We spend much of this episode of the Cyberlaw Podcast talking about toxified technology – new tech that is being demonized for a variety of reasons. Exhibit One, of course, is “spyware,” essentially hacking tools that allow governments to access phones or computers otherwise closed to them, usually by end-to-end encryption. The Washington Post and

The Cyberlaw Podcast leads with the legal cost of Elon Musk’s anti-authoritarian takeover of Twitter. Turns out that authority figures have a lot of weapons, many grounded in law, and Twitter is at risk of being on the receiving end of those weapons. Brian Fleming explores the apparently unkillable notion that the Committee on

We open this episode of the Cyberlaw Podcast by considering the (still evolving) results of the 2022 midterm election. Adam Klein and I trade thoughts on what Congress will do. Adam sees two years in which the Senate does nominations, the House does investigations, and neither does much legislation. Which could leave renewal of the critically

This episode features a much deeper, and more diverse, examination of the Fifth Circuit decision upholding Texas’s social media law. We devote the last half of the episode to a structured dialogue about the opinion between Adam Candeub and Alan Rozenshtein. Both have written about it already, Alan critically and Adam supportively.

The big news of the week was a Fifth Circuit decision upholding Texas social media regulation law. It was poorly received by the usual supporters of social media censorship but I found it both remarkably well written and surprisingly persuasive.
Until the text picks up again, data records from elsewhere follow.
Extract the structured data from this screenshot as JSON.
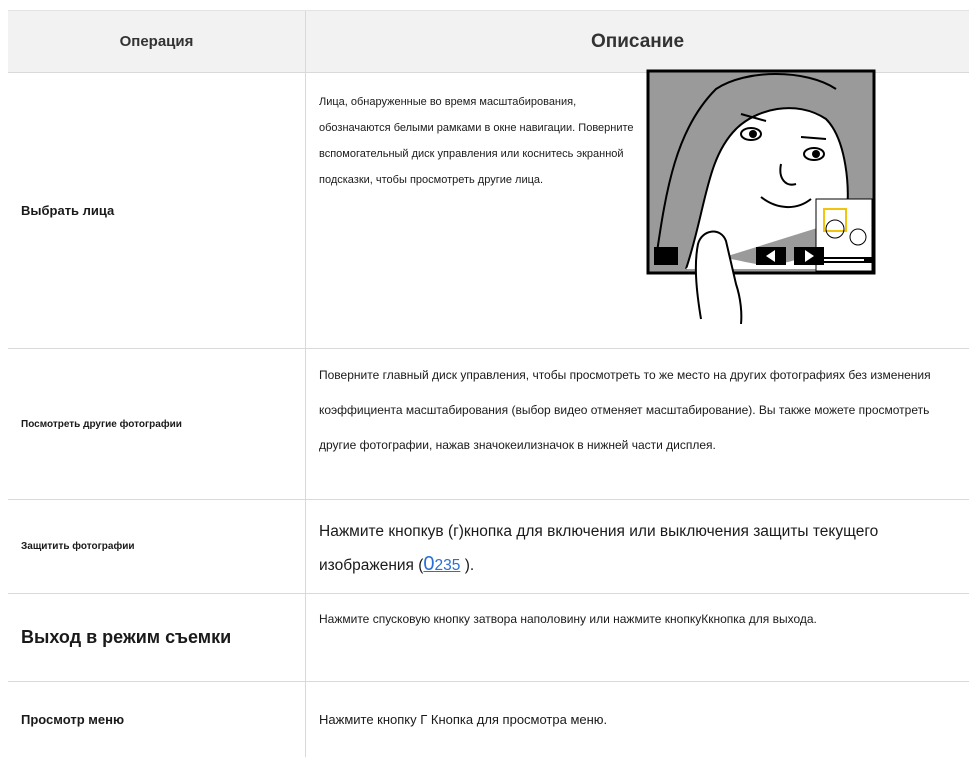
{
  "header": {
    "col_operation": "Операция",
    "col_description": "Описание"
  },
  "rows": [
    {
      "operation": "Выбрать лица",
      "description": "Лица, обнаруженные во время масштабирования, обозначаются белыми рамками в окне навигации. Поверните вспомогательный диск управления или коснитесь экранной подсказки, чтобы просмотреть другие лица."
    },
    {
      "operation": "Посмотреть другие фотографии",
      "description": "Поверните главный диск управления, чтобы просмотреть то же место на других фотографиях без изменения коэффициента масштабирования (выбор видео отменяет масштабирование). Вы также можете просмотреть другие фотографии, нажав значокеилизначок в нижней части дисплея."
    },
    {
      "operation": "Защитить фотографии",
      "description_before": "Нажмите кнопкув (г)кнопка для включения или выключения защиты текущего изображения (",
      "link_symbol": "0",
      "link_page": "235",
      "description_after": " )."
    },
    {
      "operation": "Выход в режим съемки",
      "description": "Нажмите спусковую кнопку затвора наполовину или нажмите кнопкуКкнопка для выхода."
    },
    {
      "operation": "Просмотр меню",
      "description": "Нажмите кнопку Г Кнопка для просмотра меню."
    }
  ],
  "colors": {
    "header_bg": "#f2f2f2",
    "border": "#d9d9d9",
    "link": "#2a6fd6",
    "highlight_frame": "#f1c40f"
  }
}
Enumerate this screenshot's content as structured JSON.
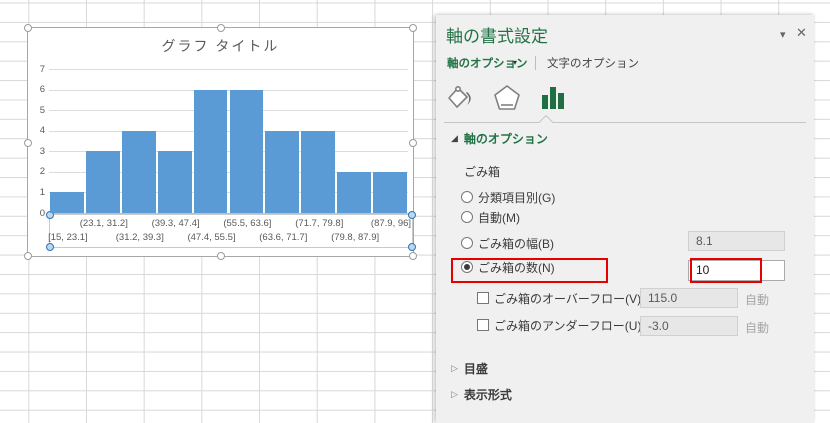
{
  "colors": {
    "excel_green": "#217346",
    "bar_blue": "#5B9BD5",
    "annotation_red": "#e80000",
    "panel_bg": "#f0f0f0"
  },
  "chart_data": {
    "type": "bar",
    "subtype": "histogram",
    "title": "グラフ タイトル",
    "categories": [
      "[15, 23.1]",
      "(23.1, 31.2]",
      "(31.2, 39.3]",
      "(39.3, 47.4]",
      "(47.4, 55.5]",
      "(55.5, 63.6]",
      "(63.6, 71.7]",
      "(71.7, 79.8]",
      "(79.8, 87.9]",
      "(87.9, 96]"
    ],
    "values": [
      1,
      3,
      4,
      3,
      6,
      6,
      4,
      4,
      2,
      2
    ],
    "xlabel": "",
    "ylabel": "",
    "ylim": [
      0,
      7
    ],
    "yticks": [
      0,
      1,
      2,
      3,
      4,
      5,
      6,
      7
    ],
    "grid": true,
    "legend": false,
    "bar_color": "#5B9BD5"
  },
  "panel": {
    "title": "軸の書式設定",
    "window_icons": {
      "collapse": "▾",
      "close": "✕"
    },
    "tabs": [
      {
        "label": "軸のオプション",
        "caret": "▾",
        "selected": true
      },
      {
        "label": "文字のオプション",
        "selected": false
      }
    ],
    "icon_tabs": [
      {
        "name": "fill-line"
      },
      {
        "name": "effects"
      },
      {
        "name": "axis-options",
        "selected": true
      }
    ],
    "section_header": {
      "marker": "◢",
      "label": "軸のオプション"
    },
    "bins_label": "ごみ箱",
    "options": [
      {
        "type": "radio",
        "label": "分類項目別(G)",
        "checked": false
      },
      {
        "type": "radio",
        "label": "自動(M)",
        "checked": false
      },
      {
        "type": "radio",
        "label": "ごみ箱の幅(B)",
        "checked": false,
        "value": "8.1"
      },
      {
        "type": "radio",
        "label": "ごみ箱の数(N)",
        "checked": true,
        "value": "10",
        "highlighted": true
      },
      {
        "type": "checkbox",
        "label": "ごみ箱のオーバーフロー(V)",
        "checked": false,
        "value": "115.0",
        "suffix": "自動"
      },
      {
        "type": "checkbox",
        "label": "ごみ箱のアンダーフロー(U)",
        "checked": false,
        "value": "-3.0",
        "suffix": "自動"
      }
    ],
    "auto_label": "自動",
    "collapsed_sections": [
      {
        "marker": "▷",
        "label": "目盛"
      },
      {
        "marker": "▷",
        "label": "表示形式"
      }
    ]
  }
}
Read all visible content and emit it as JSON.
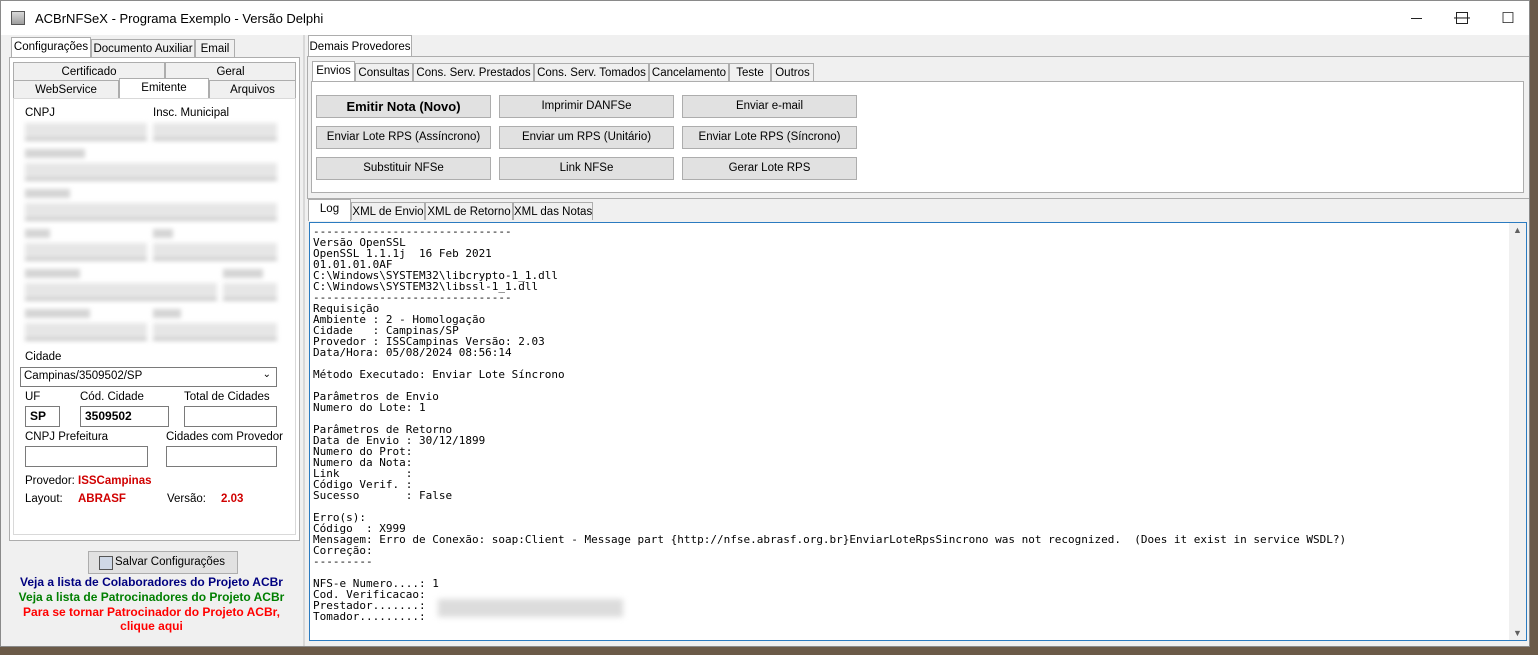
{
  "window": {
    "title": "ACBrNFSeX - Programa Exemplo - Versão Delphi",
    "minimize": "—",
    "maximize": "☐",
    "close": "✕"
  },
  "left": {
    "tabs": [
      "Configurações",
      "Documento Auxiliar",
      "Email"
    ],
    "subtabs_row1": [
      "Certificado",
      "Geral"
    ],
    "subtabs_row2": [
      "WebService",
      "Emitente",
      "Arquivos"
    ],
    "labels": {
      "cnpj": "CNPJ",
      "insc_municipal": "Insc. Municipal",
      "cidade": "Cidade",
      "uf": "UF",
      "cod_cidade": "Cód. Cidade",
      "total_cidades": "Total de Cidades",
      "cnpj_prefeitura": "CNPJ Prefeitura",
      "cidades_provedor": "Cidades com Provedor",
      "provedor": "Provedor:",
      "layout": "Layout:",
      "versao": "Versão:"
    },
    "values": {
      "cidade": "Campinas/3509502/SP",
      "uf": "SP",
      "cod_cidade": "3509502",
      "total_cidades": "",
      "cnpj_prefeitura": "",
      "cidades_provedor": "",
      "provedor": "ISSCampinas",
      "layout": "ABRASF",
      "versao": "2.03"
    },
    "save_button": "Salvar Configurações",
    "links": {
      "colaboradores": "Veja a lista de Colaboradores do Projeto ACBr",
      "patrocinadores": "Veja a lista de Patrocinadores do Projeto ACBr",
      "tornar_1": "Para se tornar Patrocinador do Projeto ACBr,",
      "tornar_2": "clique aqui"
    },
    "link_colors": {
      "colaboradores": "#00007f",
      "patrocinadores": "#007f00",
      "tornar": "#ff0000"
    }
  },
  "right": {
    "top_tab": "Demais Provedores",
    "tabs": [
      "Envios",
      "Consultas",
      "Cons. Serv. Prestados",
      "Cons. Serv. Tomados",
      "Cancelamento",
      "Teste",
      "Outros"
    ],
    "buttons": [
      "Emitir Nota (Novo)",
      "Imprimir DANFSe",
      "Enviar e-mail",
      "Enviar Lote RPS (Assíncrono)",
      "Enviar um RPS (Unitário)",
      "Enviar Lote RPS (Síncrono)",
      "Substituir NFSe",
      "Link NFSe",
      "Gerar Lote RPS"
    ],
    "log_tabs": [
      "Log",
      "XML de Envio",
      "XML de Retorno",
      "XML das Notas"
    ],
    "log_text": "------------------------------\nVersão OpenSSL\nOpenSSL 1.1.1j  16 Feb 2021\n01.01.01.0AF\nC:\\Windows\\SYSTEM32\\libcrypto-1_1.dll\nC:\\Windows\\SYSTEM32\\libssl-1_1.dll\n------------------------------\nRequisição\nAmbiente : 2 - Homologação\nCidade   : Campinas/SP\nProvedor : ISSCampinas Versão: 2.03\nData/Hora: 05/08/2024 08:56:14\n\nMétodo Executado: Enviar Lote Síncrono\n\nParâmetros de Envio\nNumero do Lote: 1\n\nParâmetros de Retorno\nData de Envio : 30/12/1899\nNumero do Prot:\nNumero da Nota:\nLink          :\nCódigo Verif. :\nSucesso       : False\n\nErro(s):\nCódigo  : X999\nMensagem: Erro de Conexão: soap:Client - Message part {http://nfse.abrasf.org.br}EnviarLoteRpsSincrono was not recognized.  (Does it exist in service WSDL?)\nCorreção:\n---------\n\nNFS-e Numero....: 1\nCod. Verificacao:\nPrestador.......:\nTomador.........:"
  }
}
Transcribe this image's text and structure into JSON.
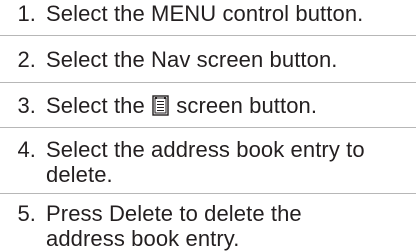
{
  "steps": [
    {
      "number": "1.",
      "text": "Select the MENU control button."
    },
    {
      "number": "2.",
      "text": "Select the Nav screen button."
    },
    {
      "number": "3.",
      "text_before": "Select the",
      "icon": "address-book-icon",
      "text_after": "screen button."
    },
    {
      "number": "4.",
      "line1": "Select the address book entry to",
      "line2": "delete."
    },
    {
      "number": "5.",
      "line1": "Press Delete to delete the",
      "line2": "address book entry."
    }
  ]
}
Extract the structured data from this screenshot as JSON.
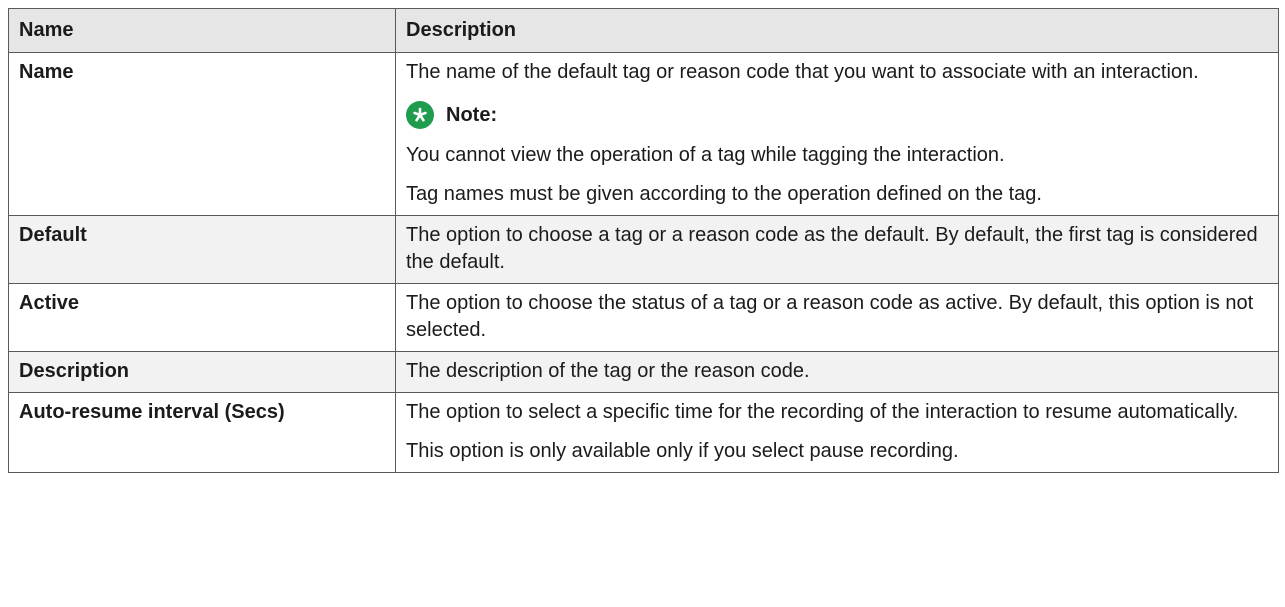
{
  "table": {
    "headers": [
      "Name",
      "Description"
    ],
    "rows": [
      {
        "name": "Name",
        "desc": "The name of the default tag or reason code that you want to associate with an interaction.",
        "note_label": "Note:",
        "note_icon": "asterisk-note-icon",
        "note_color": "#1f9c4e",
        "extra1": "You cannot view the operation of a tag while tagging the interaction.",
        "extra2": "Tag names must be given according to the operation defined on the tag."
      },
      {
        "name": "Default",
        "desc": "The option to choose a tag or a reason code as the default. By default, the first tag is considered the default."
      },
      {
        "name": "Active",
        "desc": "The option to choose the status of a tag or a reason code as active. By default, this option is not selected."
      },
      {
        "name": "Description",
        "desc": "The description of the tag or the reason code."
      },
      {
        "name": "Auto-resume interval (Secs)",
        "desc": "The option to select a specific time for the recording of the interaction to resume automatically.",
        "extra1": "This option is only available only if you select pause recording."
      }
    ]
  }
}
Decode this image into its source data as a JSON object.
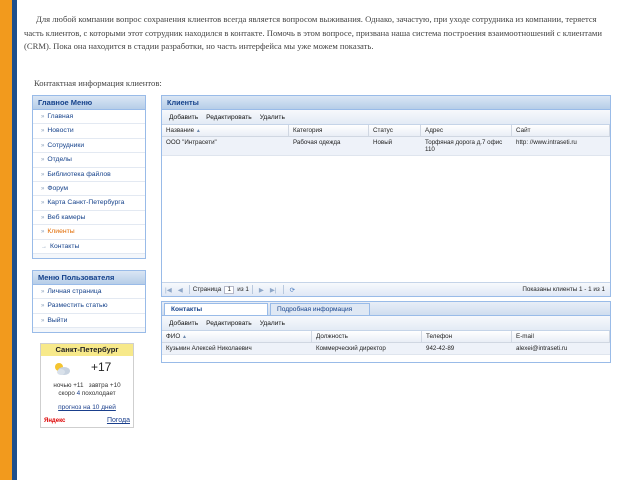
{
  "intro_text": "Для любой компании вопрос сохранения клиентов всегда является вопросом выживания. Однако, зачастую, при уходе сотрудника из компании, теряется часть клиентов, с которыми этот сотрудник находился в контакте. Помочь в этом вопросе, призвана наша система построения взаимоотношений с клиентами (CRM). Пока она находится в стадии разработки, но часть интерфейса мы уже можем показать.",
  "contacts_caption": "Контактная информация клиентов:",
  "main_menu": {
    "title": "Главное Меню",
    "items": [
      {
        "label": "Главная"
      },
      {
        "label": "Новости"
      },
      {
        "label": "Сотрудники"
      },
      {
        "label": "Отделы"
      },
      {
        "label": "Библиотека файлов"
      },
      {
        "label": "Форум"
      },
      {
        "label": "Карта Санкт-Петербурга"
      },
      {
        "label": "Веб камеры"
      },
      {
        "label": "Клиенты"
      },
      {
        "label": "Контакты"
      }
    ]
  },
  "user_menu": {
    "title": "Меню Пользователя",
    "items": [
      {
        "label": "Личная страница"
      },
      {
        "label": "Разместить статью"
      },
      {
        "label": "Выйти"
      }
    ]
  },
  "weather": {
    "city": "Санкт-Петербург",
    "temp": "+17",
    "night": "ночью +11",
    "tomorrow": "завтра +10",
    "forecast_prefix": "скоро",
    "forecast_value": "4",
    "forecast_suffix": "похолодает",
    "forecast_link": "прогноз на 10 дней",
    "yandex_logo": "Яндекс",
    "pogoda_link": "Погода"
  },
  "clients_panel": {
    "title": "Клиенты",
    "toolbar": {
      "add": "Добавить",
      "edit": "Редактировать",
      "delete": "Удалить"
    },
    "columns": [
      "Название",
      "Категория",
      "Статус",
      "Адрес",
      "Сайт"
    ],
    "sort_indicator": "▲",
    "rows": [
      {
        "name": "ООО \"Интрасети\"",
        "category": "Рабочая одежда",
        "status": "Новый",
        "address": "Торфяная дорога д.7 офис 110",
        "site": "http: //www.intraseti.ru"
      }
    ],
    "pager": {
      "page_label": "Страница",
      "page_value": "1",
      "of_label": "из 1",
      "info": "Показаны клиенты 1 - 1 из 1"
    }
  },
  "contacts_panel": {
    "tabs": [
      "Контакты",
      "Подробная информация"
    ],
    "toolbar": {
      "add": "Добавить",
      "edit": "Редактировать",
      "delete": "Удалить"
    },
    "columns": [
      "ФИО",
      "Должность",
      "Телефон",
      "E-mail"
    ],
    "sort_indicator": "▲",
    "rows": [
      {
        "fio": "Кузьмин Алексей Николаевич",
        "position": "Коммерческий директор",
        "phone": "942-42-89",
        "email": "alexei@intraseti.ru"
      }
    ]
  },
  "colors": {
    "stripe_orange": "#f29a1d",
    "stripe_blue": "#1e4f8c",
    "header_text": "#15428b",
    "active_menu": "#e06a00"
  }
}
That does not mean it will survive the almost inevitable Supreme Court review but